So I went online to and found a source of red wrigglers. They were shipped to our home in great condition and with good instructions. Since we've had worms before, we had their home all set up and ready for them. They've settled in quickly and are already making short work of the kitchen scraps they're getting. We've been microwaving the food and cooling it off before giving it to the worms.

I've also been reminded since then to try DE if we have trouble with flies or other insects in our worm bin. DE does the worms no harm, is perfectly natural, but kills most insects without any poisons. I wish I'd remembered that last time round!

Update for January, 2013: Our re-established red wrigglers are doing great. Don is chopping up their food, using a small food processor dedicated for the purpose. He either freezes their food for a few days, or microwaves it, or both. He makes sure the food returns to room temperature before he puts it in their bin, of course. The worms are thriving, they eat a good part of our daily kitchen scraps, and the flies are gone. Success!

Sunday, February 19, 2012
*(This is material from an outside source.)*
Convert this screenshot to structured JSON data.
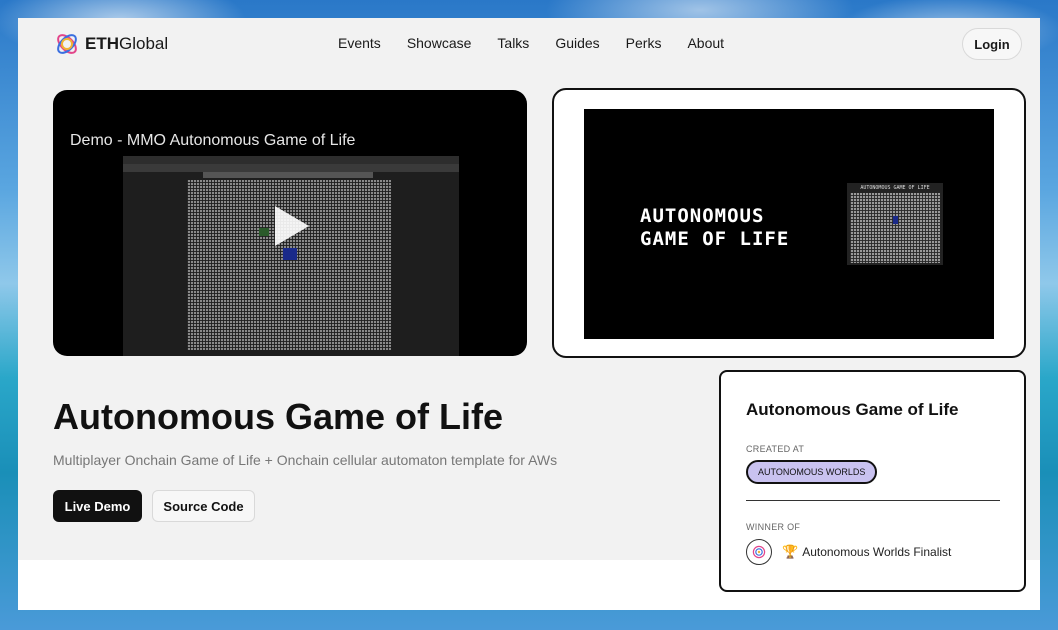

Easy Apple and Turnip Salad

This recipe is quick, easy, nutritious, and delicious. Serves 2.


1 small turnip
1 medium to large tart-crisp apple, such as Pink Lady
2 tsp. lemon juice

Peel and julienne the turnip and apple into 2-inch strips. Stir together with the lemon juice.

Apple and Watermelon-Radish Muffin Recipe

This morning's muffin-making experiment turned out so delicious, I had to share. If you like your muffins sweet, replace the milk with an additional 1/4 cup of honey. I actually decreased the amount of flour by two tablespoons and substituted some flax seed meal and wheat germ, but this is optional:

Preheat oven to 400 degrees F. Grease 12 muffin tins (I lightly sprayed silicon muffin cups with vegetable cooking spray).


  • 1 medium apple (we used Pink Lady) and 1 large watermelon radish, shredded, set aside, mixed with
  • 2 teaspoons lemon juice
Dry ingredients:
  • 1/4 cup all-purpose King Arthur flour
  • 1 3/4 cups King Arthur whole wheat flour
  • 2 tablespoons Featherweight Baking Powder
  • 1/8 tsp. ground cardamom
  • 1/8 tsp. ground allspice
  • liberal dash of fresh-ground nutmeg
Wet ingredients:

  • well-beaten whites from four eggs, separated (1/4 cup egg substitute will suffice instead)
  • 1/4 cup local raw honey
  • 1/4 cup milk
  • 1/4 cup sunflower or other oil
 Mix the dry ingredients together. Mix the apple/radish mixture into the dry ingredients, then stir in the wet ingredients until the batter is moist. Ladle into the muffin cups. Put in the preheated oven and turn the oven down to 350 degrees. Bake for 20 minutes or until done.